On Monday, January 22, 2018, Congress passed and President Trump signed an extension of the Children’s Health Insurance Program (CHIP) that is set to last six years. This brings relief to millions of families across the country. Other than its first 10-year authorization, this is the longest amount of time parents will be able to count on CHIP being there for their kids.

This six-year extension of CHIP passed in the short-term Continuing Resolution (CR) spending bill. CHIP funding expired on September 30, 2017, more than 110 days earlier – parents, kids, and pregnant women have been worried ever since. We are pleased to know that their anxiety and fears about losing critical health coverage have ended.

On December 19, 2017, the First Focus Campaign for Children brought eight families, 10 parents and 15 children, to Washington, DC, for a congressional briefing about CHIP. They came from seven different states: Colorado, Kentucky, New York, Texas, Utah, West Virginia, and Wisconsin. The kids’ ages ranged from under-two-years-old to 18. They came in from big cities, medium size cities, rural areas, and small towns. They traveled during the holiday season, with some of the kids missing a day or two of school, and facing blizzards on their return home. One young man, a high school student, stayed back in Texas to take finals while his mother made the journey to Washington. Although each family came from a different place geographically, with a different-sized family and medical history, they had one thing in common: their support for CHIP.

Christina and her sweet toddler daughter came from upstate New York and shared their experiences about heart surgeries, hospital stays, and ongoing health monitoring. Christina said that CHIP is not only a health benefit to their family, but provides financial relief from the high cost of co-pays and deductibles when a child needs extensive care.

Sonja, a mother from Utah, came with two of her children who both live with a chronic illness, leaving her other children back home with their father for a few days. She spoke about how CHIP covers the life-dependent treatment her children with Crohn’s disease need. Both children receive an immuno-suppressant infusion every eight weeks. Each treatment can cost up to $10,000. Without CHIP, she would be forced to give up her income, either to qualify for Medicaid to provide their treatments, or to pay more than her income for their health care costs.

As Sonja said, “This is not a situation that any American family should be in; we should not have to give up our incomes to keep our children alive.”

Jessica and Ryan, parents who traveled from northern Wisconsin, talked about how CHIP made sure their three kids not only got their well-child exams, but helped with supportive services like behavioral health and needed medicine.

Cailin McDonald, a 16-year-old girl from rural Kentucky told the Hill audience how CHIP and Medicaid have helped her family during times of need, and how the programs have made it possible for her parents to do the jobs they love.

De’Andrea came to DC for the first time from a small town in Texas to advocate for the coverage her teenage son needs to maintain his health and cover the cost of his prescriptions. Her words were full of gratefulness and hope for the future of CHIP.

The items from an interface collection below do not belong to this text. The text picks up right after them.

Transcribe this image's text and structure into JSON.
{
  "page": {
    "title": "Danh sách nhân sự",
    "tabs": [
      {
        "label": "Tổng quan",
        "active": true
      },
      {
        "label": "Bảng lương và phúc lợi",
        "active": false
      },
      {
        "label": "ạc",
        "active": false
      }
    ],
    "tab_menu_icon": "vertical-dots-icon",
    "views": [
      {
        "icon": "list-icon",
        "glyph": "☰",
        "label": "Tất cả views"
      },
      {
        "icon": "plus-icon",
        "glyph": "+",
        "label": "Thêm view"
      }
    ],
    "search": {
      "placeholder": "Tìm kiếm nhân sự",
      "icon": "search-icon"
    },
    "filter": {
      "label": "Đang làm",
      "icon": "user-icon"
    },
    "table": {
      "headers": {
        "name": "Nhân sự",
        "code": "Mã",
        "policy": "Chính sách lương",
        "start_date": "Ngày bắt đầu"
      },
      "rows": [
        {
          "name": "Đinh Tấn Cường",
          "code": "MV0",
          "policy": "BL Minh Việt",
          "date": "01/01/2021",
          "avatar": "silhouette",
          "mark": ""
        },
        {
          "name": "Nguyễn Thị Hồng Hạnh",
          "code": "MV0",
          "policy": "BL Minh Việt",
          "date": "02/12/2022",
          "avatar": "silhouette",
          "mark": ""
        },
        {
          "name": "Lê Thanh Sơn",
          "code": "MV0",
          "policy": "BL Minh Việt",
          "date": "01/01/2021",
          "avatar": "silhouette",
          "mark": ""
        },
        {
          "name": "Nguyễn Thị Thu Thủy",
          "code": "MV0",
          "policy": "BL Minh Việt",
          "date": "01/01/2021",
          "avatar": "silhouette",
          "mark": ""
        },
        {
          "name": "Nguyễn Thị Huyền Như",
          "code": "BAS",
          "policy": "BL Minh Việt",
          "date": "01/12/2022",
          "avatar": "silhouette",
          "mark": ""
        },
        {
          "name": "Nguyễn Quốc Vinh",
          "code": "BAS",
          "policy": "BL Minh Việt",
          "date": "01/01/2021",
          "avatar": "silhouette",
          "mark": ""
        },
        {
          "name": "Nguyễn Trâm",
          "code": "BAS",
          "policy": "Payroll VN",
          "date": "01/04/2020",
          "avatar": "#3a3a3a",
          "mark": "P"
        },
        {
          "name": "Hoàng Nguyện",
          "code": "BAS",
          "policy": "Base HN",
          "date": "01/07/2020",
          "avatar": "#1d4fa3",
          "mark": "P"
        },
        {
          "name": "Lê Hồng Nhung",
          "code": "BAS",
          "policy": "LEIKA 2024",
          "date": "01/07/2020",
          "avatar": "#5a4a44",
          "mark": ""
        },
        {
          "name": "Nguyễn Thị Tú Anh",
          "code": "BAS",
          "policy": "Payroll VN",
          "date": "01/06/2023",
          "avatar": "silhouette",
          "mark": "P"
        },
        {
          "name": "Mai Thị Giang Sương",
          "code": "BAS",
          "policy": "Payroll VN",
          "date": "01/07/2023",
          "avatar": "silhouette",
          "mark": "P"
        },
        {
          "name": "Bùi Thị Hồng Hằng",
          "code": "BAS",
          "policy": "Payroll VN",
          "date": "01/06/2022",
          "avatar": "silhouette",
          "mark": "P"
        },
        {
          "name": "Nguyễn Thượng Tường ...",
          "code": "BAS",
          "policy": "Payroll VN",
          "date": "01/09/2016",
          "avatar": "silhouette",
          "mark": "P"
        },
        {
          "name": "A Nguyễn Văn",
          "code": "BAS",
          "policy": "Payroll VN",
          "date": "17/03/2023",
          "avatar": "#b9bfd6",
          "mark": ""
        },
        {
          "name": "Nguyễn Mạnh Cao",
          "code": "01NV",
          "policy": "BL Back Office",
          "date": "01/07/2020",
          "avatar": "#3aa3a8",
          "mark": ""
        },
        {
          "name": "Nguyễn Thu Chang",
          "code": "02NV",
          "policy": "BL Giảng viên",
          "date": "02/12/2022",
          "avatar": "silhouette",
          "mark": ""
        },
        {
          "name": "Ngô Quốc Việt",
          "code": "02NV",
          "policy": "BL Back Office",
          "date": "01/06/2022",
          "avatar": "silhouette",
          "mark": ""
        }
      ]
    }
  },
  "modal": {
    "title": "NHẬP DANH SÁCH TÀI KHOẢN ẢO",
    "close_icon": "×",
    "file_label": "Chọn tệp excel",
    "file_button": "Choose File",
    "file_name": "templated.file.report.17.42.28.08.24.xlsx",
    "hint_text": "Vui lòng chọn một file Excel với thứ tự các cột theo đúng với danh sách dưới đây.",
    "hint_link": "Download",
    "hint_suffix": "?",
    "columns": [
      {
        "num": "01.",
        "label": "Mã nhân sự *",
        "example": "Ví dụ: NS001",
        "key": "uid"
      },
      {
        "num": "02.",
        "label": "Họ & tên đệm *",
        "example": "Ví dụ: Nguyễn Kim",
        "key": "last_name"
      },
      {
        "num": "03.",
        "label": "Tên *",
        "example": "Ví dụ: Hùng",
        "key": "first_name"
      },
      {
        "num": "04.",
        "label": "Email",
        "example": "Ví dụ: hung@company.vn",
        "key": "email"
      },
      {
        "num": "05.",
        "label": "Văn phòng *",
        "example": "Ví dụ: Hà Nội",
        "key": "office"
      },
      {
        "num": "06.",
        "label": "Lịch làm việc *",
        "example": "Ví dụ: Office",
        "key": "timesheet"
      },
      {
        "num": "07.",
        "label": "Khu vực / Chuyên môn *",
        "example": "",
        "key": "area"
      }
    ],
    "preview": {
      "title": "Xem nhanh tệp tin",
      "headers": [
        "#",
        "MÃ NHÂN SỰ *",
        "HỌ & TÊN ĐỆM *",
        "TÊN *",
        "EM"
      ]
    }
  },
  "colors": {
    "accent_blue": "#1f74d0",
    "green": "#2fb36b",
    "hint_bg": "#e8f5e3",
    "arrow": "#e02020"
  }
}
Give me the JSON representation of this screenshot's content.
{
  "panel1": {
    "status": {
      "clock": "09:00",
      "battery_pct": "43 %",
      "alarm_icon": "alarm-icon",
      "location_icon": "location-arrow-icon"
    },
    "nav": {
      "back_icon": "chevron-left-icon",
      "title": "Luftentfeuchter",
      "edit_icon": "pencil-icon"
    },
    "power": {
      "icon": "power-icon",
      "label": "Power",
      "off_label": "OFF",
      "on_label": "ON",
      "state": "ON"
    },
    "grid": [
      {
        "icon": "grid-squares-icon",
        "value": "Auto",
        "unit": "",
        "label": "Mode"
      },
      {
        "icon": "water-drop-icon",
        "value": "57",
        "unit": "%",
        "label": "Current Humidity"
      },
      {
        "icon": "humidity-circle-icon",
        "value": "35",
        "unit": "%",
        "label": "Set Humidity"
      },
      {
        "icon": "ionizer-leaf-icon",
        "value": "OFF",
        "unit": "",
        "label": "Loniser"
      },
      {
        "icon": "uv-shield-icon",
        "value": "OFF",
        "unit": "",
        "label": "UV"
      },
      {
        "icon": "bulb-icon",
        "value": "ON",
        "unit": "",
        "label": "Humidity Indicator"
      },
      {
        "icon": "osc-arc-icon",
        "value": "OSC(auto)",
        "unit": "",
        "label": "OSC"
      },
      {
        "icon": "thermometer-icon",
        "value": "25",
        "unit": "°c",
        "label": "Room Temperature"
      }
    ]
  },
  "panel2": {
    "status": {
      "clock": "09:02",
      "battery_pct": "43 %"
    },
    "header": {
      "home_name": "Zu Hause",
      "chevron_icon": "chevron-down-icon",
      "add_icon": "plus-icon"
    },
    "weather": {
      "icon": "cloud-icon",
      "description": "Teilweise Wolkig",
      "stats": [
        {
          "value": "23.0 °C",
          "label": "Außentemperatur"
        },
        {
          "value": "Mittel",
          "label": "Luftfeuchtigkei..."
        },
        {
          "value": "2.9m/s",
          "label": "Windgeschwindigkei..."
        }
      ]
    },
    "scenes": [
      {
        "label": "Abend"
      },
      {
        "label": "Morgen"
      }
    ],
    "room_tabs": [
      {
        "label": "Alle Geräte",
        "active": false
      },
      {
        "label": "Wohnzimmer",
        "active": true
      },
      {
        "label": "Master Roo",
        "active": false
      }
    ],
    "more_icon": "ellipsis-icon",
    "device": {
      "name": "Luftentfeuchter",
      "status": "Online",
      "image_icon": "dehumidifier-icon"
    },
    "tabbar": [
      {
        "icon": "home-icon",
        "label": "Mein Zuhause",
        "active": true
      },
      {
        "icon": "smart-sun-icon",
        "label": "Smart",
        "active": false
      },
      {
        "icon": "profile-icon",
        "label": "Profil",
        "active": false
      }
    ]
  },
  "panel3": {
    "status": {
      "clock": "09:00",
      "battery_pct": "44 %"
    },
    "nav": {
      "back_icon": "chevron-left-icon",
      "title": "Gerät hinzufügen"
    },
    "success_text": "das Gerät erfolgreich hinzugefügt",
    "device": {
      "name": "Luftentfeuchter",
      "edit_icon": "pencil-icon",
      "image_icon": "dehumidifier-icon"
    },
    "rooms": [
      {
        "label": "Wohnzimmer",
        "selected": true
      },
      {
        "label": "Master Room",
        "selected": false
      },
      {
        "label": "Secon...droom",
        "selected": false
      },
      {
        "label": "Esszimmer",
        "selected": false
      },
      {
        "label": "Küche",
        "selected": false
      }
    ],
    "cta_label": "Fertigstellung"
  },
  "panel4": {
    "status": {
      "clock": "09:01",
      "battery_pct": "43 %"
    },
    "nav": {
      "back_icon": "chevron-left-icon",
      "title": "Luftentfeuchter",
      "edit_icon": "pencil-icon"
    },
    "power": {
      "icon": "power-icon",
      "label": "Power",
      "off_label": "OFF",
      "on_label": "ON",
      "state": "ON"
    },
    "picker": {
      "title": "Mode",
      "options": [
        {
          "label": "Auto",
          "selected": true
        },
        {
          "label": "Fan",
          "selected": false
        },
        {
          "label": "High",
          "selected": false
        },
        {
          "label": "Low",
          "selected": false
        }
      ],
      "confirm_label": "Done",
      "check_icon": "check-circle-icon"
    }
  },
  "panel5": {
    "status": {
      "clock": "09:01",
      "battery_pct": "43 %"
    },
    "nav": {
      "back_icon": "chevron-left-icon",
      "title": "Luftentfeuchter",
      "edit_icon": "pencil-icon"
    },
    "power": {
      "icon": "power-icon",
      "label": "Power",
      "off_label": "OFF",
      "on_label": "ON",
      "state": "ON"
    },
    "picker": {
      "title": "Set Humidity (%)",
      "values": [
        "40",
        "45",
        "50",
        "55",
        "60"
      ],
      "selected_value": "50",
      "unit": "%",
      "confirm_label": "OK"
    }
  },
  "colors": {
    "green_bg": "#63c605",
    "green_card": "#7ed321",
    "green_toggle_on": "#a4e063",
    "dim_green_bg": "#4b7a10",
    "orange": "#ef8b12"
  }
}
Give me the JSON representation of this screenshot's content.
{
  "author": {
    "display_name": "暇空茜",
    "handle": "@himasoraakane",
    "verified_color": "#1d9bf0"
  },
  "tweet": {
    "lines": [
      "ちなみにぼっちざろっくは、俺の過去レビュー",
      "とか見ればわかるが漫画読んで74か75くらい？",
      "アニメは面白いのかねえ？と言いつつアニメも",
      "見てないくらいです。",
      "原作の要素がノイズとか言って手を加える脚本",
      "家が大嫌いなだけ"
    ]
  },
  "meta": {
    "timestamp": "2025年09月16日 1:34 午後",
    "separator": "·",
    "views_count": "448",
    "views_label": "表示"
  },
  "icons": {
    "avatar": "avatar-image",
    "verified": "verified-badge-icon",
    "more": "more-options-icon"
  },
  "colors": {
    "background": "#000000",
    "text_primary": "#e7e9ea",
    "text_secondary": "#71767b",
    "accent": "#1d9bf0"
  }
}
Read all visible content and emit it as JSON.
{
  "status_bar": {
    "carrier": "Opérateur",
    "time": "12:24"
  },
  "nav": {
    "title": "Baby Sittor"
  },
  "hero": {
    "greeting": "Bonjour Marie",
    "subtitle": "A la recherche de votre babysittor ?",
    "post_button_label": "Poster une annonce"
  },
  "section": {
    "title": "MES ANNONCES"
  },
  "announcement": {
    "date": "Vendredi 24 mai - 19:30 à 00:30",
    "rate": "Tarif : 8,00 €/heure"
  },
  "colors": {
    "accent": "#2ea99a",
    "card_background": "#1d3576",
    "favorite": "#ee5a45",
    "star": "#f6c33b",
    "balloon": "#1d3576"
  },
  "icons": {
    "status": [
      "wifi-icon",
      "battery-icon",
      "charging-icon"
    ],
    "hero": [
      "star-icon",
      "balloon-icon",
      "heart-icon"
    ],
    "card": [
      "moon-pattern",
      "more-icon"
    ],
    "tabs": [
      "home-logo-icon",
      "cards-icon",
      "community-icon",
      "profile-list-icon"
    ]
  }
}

These families along with three others expressed fear and worry about the delays in CHIP funding. They knew that their stories were essential to the debate and had hoped to see CHIP funding extended in the CR that passed on December 21. When that didn’t happen, we stayed in touch with them and referred reporters to them when news coverage intensified.

They told their stories again and again, hoping their words and pleas would make the difference to congress to fund CHIP quickly.

I checked in with the eight families Monday afternoon. “Yay!” and “What a relief!” were the most common responses I received when I told them about the CR.

As a mom from West Virginia, AmyJo, said yesterday, “The stress of not knowing what was going to happen, along with knowing there were 48,000 children in my state of West Virginia whose parents were under the same mental stress, was exhausting.”

The best part of Monday was knowing that these families and millions more like them don’t have to worry now. CHIP is funded for six years. Parents can count on their children’s enrollment in their state CHIP plan, or apply if they have been putting it off because they wondered about CHIP’s future. We encourage families to make any medical appointments they may have put off, to continue to pay their CHIP premiums, and to enroll if they think they have a child who might be eligible for CHIP.

It’s about time CHIP was funded, and finally, we and millions and millions of families feel relief.